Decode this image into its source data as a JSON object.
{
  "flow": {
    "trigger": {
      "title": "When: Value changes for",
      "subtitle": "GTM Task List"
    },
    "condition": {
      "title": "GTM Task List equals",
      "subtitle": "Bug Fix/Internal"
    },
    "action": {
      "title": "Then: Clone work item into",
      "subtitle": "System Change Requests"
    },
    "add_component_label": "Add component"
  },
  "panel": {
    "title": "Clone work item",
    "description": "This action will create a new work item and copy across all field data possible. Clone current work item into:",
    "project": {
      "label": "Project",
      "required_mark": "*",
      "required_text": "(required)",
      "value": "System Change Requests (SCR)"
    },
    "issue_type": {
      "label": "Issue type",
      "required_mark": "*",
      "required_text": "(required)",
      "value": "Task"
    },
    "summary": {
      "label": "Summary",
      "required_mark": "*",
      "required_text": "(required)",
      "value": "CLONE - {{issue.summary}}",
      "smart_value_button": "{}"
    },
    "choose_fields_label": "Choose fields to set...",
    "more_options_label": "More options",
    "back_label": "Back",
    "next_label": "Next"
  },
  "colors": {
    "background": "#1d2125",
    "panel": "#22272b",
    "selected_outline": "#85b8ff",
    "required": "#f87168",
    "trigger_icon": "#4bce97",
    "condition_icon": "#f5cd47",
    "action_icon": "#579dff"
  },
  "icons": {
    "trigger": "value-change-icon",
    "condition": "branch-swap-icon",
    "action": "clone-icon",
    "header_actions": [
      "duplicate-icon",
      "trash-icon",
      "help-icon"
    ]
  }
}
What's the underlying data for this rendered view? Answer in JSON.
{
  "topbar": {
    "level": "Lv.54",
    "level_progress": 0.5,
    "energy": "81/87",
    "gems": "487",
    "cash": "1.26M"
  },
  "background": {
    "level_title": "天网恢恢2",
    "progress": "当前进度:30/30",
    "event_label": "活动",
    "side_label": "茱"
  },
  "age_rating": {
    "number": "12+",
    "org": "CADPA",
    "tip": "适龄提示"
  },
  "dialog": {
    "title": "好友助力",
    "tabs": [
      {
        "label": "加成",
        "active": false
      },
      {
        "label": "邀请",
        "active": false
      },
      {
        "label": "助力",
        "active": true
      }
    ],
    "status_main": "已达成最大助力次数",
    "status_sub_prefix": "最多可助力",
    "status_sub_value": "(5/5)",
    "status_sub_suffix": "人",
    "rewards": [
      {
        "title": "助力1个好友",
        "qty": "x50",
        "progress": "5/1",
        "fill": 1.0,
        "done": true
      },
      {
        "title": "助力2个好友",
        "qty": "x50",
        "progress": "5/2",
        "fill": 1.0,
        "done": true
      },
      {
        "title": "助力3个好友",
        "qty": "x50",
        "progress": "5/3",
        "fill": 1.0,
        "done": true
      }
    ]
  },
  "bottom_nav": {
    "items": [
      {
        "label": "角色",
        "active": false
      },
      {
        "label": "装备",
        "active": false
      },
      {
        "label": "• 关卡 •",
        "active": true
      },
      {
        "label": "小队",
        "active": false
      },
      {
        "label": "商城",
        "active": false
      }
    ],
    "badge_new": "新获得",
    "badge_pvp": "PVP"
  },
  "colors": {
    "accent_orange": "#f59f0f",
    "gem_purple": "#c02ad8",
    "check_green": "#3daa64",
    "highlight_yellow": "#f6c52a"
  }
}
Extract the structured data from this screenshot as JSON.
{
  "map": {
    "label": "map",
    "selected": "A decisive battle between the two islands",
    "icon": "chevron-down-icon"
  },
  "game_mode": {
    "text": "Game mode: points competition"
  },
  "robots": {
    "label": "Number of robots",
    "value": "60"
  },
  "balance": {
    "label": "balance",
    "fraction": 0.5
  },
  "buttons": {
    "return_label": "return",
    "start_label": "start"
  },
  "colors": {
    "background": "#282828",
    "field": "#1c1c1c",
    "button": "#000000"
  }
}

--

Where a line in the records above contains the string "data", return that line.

Decode this image into its source data as a JSON object.
    "description": "This action will create a new work item and copy across all field data possible. Clone current work item into:",
What's the underlying data for this rendered view? Answer in JSON.
Extract the structured data from this screenshot as JSON.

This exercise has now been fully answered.